▸ TASK PROMPT
Please give only the number of lines in the listing below that contain "Numbering".
◇ ◇ ◇ ◇ ◇
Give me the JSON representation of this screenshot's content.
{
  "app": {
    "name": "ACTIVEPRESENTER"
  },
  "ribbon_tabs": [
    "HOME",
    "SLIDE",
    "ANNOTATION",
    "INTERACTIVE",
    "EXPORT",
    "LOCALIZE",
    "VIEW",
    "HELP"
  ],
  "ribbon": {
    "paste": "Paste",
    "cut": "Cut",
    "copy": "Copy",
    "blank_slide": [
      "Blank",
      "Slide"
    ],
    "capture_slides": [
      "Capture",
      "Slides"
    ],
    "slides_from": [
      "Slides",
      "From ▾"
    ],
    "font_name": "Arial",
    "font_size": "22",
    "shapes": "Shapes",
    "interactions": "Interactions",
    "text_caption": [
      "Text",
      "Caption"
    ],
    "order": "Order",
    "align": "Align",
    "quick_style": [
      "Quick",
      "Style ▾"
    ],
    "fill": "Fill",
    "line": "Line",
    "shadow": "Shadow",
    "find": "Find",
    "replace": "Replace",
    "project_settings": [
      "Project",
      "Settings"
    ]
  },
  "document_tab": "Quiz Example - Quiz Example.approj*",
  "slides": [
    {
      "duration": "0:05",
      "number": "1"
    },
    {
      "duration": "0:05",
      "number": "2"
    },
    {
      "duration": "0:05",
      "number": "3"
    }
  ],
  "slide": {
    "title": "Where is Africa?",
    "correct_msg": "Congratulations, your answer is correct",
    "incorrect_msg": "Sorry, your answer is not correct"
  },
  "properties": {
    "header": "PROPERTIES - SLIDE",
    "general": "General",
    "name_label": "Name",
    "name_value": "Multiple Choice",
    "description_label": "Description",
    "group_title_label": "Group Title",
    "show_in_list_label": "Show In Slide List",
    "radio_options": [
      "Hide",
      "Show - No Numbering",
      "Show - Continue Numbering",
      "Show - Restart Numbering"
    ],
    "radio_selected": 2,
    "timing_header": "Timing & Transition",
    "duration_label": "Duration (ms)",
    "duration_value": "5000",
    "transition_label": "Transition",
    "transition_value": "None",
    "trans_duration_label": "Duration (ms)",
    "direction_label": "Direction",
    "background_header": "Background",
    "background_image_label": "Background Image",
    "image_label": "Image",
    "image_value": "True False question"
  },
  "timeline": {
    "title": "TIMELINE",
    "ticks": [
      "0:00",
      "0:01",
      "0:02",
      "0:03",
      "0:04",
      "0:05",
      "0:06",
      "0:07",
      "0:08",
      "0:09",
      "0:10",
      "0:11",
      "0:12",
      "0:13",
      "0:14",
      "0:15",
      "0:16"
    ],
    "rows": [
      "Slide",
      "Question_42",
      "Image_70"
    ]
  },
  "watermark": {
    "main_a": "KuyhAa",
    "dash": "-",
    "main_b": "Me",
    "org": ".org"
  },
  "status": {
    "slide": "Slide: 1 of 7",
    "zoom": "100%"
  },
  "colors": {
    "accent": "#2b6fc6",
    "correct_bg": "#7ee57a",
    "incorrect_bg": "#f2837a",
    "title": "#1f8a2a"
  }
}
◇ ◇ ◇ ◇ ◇
▸ RESPONSE TO THIS EXERCISE
3